Technology also helps pupils to research, set goals, solve problems, develop trust and benefit from each other’s strengths.
‘‘Because young kids grow up with this technology, to them it is commonplace; it is an intuitive tool which we can tap into and harness to enrich the learning experience.
It doesn’t replace the teacher-student relationship but it can be used to enhance traditional classroom learning.’’ Digital technology is also changing the landscape of the classroom.
Grade five students at the school are enjoying a software trial in which a microphone and headphones are used to learn to speak Mandarin.
Written and oral language was improved by students writing stories and recording them, developing podcasts, making videos and publishing their work online, sometimes sharing with pupils in other countries.
Last year, grade 6 teacher Laura Quigley was involved in global warming research in the ancient Gutianshan forest in China.
Ms Quigley used blogs and Skype to communicate with her class, who could also speak with other scientists working on the project to collect, plot and monitor data.
Andrew Joseph of the Shed 11 youth hub in Hastings believes the reasons why young people use the internet are changing.
‘‘They primarily use it for social networking and our services have shifted to accommodate their needs,’’ he said.
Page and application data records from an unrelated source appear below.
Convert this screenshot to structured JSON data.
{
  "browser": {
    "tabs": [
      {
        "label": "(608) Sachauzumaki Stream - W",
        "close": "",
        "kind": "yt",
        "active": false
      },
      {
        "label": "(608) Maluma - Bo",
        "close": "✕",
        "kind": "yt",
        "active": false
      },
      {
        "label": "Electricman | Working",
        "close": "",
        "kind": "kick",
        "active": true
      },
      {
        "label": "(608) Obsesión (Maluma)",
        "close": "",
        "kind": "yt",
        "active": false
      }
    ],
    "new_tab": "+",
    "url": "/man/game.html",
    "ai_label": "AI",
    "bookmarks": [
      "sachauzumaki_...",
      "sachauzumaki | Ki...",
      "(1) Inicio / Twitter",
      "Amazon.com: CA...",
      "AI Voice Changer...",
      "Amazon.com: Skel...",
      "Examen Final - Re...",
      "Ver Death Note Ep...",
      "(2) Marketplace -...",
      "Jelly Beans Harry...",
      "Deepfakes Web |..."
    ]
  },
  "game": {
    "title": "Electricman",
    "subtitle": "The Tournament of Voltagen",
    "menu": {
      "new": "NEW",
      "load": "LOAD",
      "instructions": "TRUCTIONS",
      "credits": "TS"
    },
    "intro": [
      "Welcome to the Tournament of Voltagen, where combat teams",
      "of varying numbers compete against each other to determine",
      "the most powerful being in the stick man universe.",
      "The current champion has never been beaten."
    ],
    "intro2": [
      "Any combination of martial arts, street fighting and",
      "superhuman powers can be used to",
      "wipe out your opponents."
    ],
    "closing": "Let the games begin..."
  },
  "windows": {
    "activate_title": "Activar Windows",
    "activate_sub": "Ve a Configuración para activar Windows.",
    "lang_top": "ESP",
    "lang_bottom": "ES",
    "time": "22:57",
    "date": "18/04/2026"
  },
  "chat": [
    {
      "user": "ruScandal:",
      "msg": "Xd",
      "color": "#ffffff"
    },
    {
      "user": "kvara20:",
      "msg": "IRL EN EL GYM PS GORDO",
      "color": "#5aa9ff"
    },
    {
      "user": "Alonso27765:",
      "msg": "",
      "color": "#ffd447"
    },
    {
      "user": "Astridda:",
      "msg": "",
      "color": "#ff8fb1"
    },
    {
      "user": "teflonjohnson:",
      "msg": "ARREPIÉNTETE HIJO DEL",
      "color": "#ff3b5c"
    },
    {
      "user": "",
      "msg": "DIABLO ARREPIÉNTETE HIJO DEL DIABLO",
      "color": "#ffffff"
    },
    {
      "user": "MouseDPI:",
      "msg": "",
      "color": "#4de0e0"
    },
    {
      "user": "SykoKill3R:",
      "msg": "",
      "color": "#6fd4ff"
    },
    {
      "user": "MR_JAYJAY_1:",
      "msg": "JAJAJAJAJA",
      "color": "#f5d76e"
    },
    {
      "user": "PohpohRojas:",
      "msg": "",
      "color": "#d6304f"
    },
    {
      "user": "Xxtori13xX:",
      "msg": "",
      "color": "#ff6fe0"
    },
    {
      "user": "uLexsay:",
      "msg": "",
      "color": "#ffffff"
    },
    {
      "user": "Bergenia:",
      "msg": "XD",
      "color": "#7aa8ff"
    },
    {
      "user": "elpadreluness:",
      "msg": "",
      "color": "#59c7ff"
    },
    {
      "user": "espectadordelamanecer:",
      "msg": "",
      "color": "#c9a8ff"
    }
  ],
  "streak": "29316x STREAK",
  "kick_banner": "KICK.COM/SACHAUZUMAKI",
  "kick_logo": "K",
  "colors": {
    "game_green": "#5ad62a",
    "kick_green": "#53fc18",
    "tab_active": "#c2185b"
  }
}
The centre provides free internet access to young people from Western Port and the peninsula and staff deal with a variety of young people who have experienced the positive and negative consequences of online communication.
Mr Joseph says that due to anonymity on the internet, young people are learning to be wary of issues surrounding identity and the consequences of publishing regrettable material and words.
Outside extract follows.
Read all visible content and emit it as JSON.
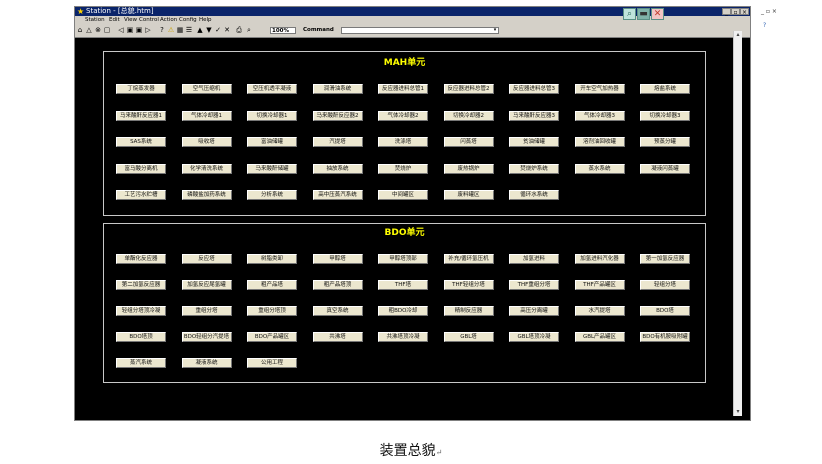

‘‘They are creating new friendships, sustaining friendships and re-engaging with people they may not have seen for a while.
‘‘Youth workers are concerned that youngsters are using Google to diagnose health conditions before seeking medical advice.
They might be feeling a bit low or down and they’ll self-diagnose with depression or psychosis before seeking support.’’ New technology was helping — and hindering — the youth education experience.
‘‘On the positive side, they have access to information immediately and they can research and develop plans for school projects.
On the negative side, some kids have trouble determining whether the information is accurate.’’ Mr Joseph says staff have seen an increase in the number of young people taking part in online gaming over the past six months, where identity can become an issue in the virtual world.
‘‘They are creating relationships online, sometimes on an international scale.
Some kids consider these people their best friends because they talk to them every day but it could be a 40-year-old man they are talking to.
Games are meant to be fun and somewhat safe but on they internet they can be dangerous.’’